File(s) not publicly available
Handouts - Ten Lectures on Grammar in the Mind
Datasets usually provide raw data for analysis. This raw data often comes in spreadsheet form, but can be any collection of data, on which analysis can be performed.

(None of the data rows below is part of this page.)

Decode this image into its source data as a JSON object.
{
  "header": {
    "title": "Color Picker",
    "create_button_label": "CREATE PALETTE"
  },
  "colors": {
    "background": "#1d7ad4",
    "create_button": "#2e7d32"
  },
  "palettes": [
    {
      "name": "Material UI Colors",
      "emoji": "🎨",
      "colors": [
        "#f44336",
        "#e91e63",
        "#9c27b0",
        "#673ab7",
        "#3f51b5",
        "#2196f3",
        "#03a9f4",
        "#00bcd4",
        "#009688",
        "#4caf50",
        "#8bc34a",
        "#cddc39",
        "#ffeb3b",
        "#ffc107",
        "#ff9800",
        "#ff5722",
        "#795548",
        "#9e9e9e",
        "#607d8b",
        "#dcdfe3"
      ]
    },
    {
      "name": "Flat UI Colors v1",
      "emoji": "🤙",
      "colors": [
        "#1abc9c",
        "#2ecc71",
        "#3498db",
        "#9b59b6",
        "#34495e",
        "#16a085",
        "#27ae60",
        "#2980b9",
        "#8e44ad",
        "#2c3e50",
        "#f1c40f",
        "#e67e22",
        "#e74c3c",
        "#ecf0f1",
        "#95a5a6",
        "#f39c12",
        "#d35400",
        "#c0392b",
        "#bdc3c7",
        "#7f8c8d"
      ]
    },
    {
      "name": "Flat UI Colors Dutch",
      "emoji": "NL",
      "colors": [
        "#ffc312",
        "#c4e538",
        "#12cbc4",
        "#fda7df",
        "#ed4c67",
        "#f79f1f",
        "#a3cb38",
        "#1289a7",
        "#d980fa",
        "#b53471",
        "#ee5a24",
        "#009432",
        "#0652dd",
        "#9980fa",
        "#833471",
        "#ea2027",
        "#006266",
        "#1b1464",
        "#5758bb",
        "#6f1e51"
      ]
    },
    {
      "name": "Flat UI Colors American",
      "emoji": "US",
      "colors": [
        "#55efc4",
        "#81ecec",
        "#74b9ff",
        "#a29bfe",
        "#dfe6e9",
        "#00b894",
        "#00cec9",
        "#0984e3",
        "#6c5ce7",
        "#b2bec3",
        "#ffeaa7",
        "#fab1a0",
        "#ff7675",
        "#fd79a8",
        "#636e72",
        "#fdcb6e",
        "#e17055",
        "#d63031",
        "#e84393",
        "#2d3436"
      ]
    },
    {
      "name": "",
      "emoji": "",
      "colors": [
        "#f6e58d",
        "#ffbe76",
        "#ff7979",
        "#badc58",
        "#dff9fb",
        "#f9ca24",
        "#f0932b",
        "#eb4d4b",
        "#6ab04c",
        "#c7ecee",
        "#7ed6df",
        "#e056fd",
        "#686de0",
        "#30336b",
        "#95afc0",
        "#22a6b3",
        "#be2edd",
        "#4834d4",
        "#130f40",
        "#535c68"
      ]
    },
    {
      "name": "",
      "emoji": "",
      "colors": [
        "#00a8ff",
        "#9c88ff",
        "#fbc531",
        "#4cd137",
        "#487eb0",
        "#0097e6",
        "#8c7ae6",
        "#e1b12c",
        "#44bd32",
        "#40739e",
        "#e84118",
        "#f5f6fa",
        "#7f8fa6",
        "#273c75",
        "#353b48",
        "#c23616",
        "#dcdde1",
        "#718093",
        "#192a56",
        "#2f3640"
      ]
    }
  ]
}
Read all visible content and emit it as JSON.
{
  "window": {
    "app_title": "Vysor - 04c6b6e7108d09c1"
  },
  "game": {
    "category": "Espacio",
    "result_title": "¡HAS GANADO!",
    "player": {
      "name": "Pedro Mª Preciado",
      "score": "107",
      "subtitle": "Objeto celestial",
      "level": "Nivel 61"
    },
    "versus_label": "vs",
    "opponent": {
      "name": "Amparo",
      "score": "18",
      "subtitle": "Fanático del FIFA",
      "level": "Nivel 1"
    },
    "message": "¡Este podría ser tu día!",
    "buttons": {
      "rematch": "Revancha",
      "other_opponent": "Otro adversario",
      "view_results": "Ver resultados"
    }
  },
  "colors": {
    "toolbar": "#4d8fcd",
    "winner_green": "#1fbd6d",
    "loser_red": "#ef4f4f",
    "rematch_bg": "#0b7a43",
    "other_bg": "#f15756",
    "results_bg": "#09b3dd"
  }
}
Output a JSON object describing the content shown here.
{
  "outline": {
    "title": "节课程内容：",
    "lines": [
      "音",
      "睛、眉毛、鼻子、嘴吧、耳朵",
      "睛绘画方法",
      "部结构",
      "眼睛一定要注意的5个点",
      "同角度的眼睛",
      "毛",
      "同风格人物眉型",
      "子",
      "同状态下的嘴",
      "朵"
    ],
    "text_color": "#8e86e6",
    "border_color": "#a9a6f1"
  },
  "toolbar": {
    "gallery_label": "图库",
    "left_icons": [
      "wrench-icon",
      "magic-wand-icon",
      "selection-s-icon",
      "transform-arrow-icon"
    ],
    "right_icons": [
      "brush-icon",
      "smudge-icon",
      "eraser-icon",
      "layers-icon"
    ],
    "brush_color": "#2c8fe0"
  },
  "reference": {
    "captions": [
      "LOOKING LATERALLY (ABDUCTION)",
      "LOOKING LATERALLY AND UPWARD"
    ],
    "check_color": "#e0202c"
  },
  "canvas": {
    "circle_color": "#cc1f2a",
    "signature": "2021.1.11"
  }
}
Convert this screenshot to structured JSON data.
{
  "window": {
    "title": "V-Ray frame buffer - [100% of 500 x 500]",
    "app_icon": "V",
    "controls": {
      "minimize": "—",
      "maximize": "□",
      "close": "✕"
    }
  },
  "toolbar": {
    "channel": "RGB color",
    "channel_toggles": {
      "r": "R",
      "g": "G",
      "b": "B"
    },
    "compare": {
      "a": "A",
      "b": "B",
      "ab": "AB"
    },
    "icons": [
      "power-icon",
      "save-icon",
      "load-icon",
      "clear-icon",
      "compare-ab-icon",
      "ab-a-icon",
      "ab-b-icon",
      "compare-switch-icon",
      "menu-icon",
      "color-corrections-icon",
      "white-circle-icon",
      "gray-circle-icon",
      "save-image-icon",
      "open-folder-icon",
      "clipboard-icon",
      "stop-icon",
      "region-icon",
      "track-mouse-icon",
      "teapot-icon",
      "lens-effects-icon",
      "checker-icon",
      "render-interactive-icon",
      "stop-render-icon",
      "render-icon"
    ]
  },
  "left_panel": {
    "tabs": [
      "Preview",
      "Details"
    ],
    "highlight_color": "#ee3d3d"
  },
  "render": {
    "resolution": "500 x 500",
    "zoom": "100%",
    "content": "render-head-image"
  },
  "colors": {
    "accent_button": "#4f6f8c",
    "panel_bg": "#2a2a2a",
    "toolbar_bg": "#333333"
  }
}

This series of lectures presents a synthesis of cognitive linguistic theory and research on first and second language acquisition, language processing, individual differences in linguistic knowledge, and on the role of multi-word chunks and low-level schemas in language production and comprehension. It highlights the tension between “linguists’ grammars”, which are strongly influenced by principles such as economy and elegance, and “speakers’ grammars”, which are often messy, less than fully general, and sometimes inconsistent, and argues that cognitive linguistics is an empirical science which combines study of real usage events and experiments which rigorously test specific hypotheses.